The European Commission took today new initiatives to further deliver on the European Pillar of Social Rights.
More specifically, the Commission presented its proposal for a European Labour Authority, as announced by President Juncker in his 2017 State of the Union address, as well as an initiative to ensure access to social protection for all workers and self-employed. These initiatives are accompanied by a Communication on the monitoring of the implementation of the European Pillar of Social Rights, which will be closely linked to the European Semester of policy coordination.
Over the last decade, the number of mobile citizens, people living and/or working in another Member State, has almost doubled to reach 17 million in 2017.
The European Labour Authority will help individuals, businesses and national administrations to get the most out of the opportunities offered by free movement and to ensure fair labour mobility. The objective of the Authority is three-fold.
First, the Authority will provide information to citizens and business on opportunities for jobs, apprenticeships, mobility schemes, recruitments and training, as well as guidance on rights and obligations to live, work and/or operate in another Member State of the EU.
Second, the Authority will support cooperation between national authorities in cross-border situations, by helping them ensure that the EU rules that protect and regulate mobility are easily and effectively followed.
Third, the European Labour Authority will be able to provide mediation and facilitate solutions in case of cross-border disputes, such as in the event of company restructuring involving several Member States.
The European Labour Authority will be established as a new decentralised EU agency and, following the completion of the EU legislative process, should be up and running in 2019.
The Commission also presented today a proposal for a Council Recommendation on access to social protection for workers and self-employed. Today, almost 40% of people employed are either in an atypical employment situation - meaning that they are not working under a full-time, open-ended contract - or self-employed.
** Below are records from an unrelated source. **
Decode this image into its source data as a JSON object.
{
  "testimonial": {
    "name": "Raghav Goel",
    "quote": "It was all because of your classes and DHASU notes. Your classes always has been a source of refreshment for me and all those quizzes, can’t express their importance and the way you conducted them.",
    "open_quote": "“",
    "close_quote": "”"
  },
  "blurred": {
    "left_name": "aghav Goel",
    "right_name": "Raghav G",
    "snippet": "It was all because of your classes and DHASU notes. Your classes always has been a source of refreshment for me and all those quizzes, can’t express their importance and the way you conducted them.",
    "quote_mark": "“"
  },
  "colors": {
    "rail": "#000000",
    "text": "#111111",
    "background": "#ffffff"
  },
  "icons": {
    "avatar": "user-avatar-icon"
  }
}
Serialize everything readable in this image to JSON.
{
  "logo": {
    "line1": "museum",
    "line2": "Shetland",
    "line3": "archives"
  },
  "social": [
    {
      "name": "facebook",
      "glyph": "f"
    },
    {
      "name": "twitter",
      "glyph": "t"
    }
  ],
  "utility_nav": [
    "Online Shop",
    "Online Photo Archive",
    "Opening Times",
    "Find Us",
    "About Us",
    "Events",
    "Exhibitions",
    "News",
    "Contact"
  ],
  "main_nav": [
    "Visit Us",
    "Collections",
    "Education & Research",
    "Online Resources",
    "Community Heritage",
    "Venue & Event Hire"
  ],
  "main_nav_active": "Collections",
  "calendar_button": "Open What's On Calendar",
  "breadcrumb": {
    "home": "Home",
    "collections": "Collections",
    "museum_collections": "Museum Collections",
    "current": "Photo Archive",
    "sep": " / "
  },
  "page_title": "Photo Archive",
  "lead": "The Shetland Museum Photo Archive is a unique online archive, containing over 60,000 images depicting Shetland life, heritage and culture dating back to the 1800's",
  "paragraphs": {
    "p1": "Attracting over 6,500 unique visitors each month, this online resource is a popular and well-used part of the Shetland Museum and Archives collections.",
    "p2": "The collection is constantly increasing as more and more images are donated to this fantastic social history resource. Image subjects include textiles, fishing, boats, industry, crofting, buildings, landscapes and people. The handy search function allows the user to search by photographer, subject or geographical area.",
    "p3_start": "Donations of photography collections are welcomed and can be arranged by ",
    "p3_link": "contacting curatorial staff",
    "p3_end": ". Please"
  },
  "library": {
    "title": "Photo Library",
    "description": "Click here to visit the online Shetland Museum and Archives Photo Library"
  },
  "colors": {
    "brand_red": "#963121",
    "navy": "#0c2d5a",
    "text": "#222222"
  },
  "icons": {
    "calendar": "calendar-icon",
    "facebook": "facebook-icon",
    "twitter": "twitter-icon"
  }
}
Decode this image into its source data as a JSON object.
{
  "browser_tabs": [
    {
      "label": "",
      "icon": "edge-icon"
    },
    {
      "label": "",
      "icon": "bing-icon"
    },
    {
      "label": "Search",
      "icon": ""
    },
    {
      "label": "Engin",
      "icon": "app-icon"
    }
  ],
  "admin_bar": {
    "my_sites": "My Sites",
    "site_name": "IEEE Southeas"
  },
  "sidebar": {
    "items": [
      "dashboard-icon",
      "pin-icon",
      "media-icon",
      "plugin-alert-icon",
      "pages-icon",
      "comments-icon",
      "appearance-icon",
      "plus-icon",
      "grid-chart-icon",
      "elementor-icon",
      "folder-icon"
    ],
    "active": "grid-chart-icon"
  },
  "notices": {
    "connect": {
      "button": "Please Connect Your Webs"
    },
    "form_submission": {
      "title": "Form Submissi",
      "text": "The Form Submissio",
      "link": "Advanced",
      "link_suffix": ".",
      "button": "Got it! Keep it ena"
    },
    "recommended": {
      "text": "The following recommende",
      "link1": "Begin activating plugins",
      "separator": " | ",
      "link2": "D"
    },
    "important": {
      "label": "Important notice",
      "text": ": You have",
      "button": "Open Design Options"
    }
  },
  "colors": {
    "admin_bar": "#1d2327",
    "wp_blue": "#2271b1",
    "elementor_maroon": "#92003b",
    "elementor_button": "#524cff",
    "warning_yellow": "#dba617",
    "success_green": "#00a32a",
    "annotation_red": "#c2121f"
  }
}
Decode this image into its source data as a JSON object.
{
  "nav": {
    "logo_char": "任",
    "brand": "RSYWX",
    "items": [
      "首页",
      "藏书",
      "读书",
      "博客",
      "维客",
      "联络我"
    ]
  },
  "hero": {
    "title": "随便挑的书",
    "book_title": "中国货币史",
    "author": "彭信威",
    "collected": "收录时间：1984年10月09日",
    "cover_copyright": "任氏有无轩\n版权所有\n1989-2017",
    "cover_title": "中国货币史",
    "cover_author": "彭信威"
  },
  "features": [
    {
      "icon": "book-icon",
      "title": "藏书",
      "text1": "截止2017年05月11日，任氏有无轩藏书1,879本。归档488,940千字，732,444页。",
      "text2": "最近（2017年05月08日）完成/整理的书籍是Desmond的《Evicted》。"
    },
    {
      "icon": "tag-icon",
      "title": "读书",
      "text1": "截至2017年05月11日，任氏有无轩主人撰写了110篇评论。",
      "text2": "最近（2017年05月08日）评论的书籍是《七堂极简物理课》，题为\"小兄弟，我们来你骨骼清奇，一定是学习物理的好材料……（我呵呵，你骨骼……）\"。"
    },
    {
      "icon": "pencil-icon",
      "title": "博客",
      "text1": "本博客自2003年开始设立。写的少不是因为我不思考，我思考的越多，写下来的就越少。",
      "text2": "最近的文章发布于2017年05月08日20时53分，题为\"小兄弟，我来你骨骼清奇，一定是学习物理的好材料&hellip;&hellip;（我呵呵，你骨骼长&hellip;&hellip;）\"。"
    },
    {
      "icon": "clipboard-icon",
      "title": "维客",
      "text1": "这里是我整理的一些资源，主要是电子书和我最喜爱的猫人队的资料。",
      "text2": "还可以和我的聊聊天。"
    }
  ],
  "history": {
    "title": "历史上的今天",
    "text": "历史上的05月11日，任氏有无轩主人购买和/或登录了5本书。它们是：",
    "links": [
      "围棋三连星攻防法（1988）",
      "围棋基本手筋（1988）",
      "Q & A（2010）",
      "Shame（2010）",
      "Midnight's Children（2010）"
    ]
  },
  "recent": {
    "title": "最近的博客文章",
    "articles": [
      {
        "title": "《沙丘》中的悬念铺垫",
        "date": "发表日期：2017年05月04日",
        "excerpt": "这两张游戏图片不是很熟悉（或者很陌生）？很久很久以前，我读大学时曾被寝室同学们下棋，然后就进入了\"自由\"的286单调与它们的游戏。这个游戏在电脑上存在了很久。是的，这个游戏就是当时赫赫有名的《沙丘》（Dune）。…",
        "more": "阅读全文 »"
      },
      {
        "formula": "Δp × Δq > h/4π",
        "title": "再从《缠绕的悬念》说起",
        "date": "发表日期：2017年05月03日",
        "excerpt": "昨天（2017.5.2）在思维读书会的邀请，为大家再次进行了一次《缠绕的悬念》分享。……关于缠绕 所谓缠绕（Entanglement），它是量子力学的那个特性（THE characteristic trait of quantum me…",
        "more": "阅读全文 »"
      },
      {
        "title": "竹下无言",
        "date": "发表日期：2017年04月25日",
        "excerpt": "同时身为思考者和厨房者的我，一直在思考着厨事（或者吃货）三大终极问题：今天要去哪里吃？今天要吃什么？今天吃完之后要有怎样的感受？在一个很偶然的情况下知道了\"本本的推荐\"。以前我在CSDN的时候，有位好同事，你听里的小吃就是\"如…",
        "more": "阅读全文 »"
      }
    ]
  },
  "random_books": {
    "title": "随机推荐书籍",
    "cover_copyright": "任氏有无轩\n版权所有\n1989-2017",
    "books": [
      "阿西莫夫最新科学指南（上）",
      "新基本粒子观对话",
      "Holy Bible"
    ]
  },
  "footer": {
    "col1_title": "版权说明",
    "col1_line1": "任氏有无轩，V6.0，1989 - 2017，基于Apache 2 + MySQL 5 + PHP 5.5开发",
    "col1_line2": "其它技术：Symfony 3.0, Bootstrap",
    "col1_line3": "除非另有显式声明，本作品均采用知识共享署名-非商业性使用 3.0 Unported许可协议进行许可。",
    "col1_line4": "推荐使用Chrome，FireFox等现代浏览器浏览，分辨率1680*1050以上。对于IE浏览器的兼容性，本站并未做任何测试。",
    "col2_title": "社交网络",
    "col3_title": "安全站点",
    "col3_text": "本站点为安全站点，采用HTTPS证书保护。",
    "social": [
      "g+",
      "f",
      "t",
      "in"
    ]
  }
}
Such persons are not always well covered in terms of social security, lacking unemployment insurance or access to pension rights.
In line with the European Pillar of Social Rights, this proposal aims to set a direction for Member States to support access to social protection for all workers and self-employed, in particular for those who, due to their employment status, are not sufficiently covered by social security schemes.
The Recommendation foresees to close formal coverage gaps by ensuring that workers and the self-employed in comparable conditions can adhere to corresponding social security systems and to offer them adequate effective coverage, so that they can build up and claim adequate entitlements.
The proposal aims to facilitate the transfer of social security entitlements from one job to the next and to provide workers and the self-employed with transparent information about their social security entitlements and obligations.
Vice-President Katainen and Commissioner Malmström met on Saturday US and Japanese Trade representatives on overcapacity of Chinese steel. They debriefed the College on the outcome of the meeting and on the latest on US tariffs on steel and aluminum. The European Union is a close ally of the US and we continue to be of the view that the EU should be exempted from the American measures on steel and aluminium.
Dialogue is always a prime option for the EU. But of course the EU also continues its preparations to ensure a firm and proportionate response in line with the WTO rules in the event that US measures would be applied to the EU.
Source: EU Commission News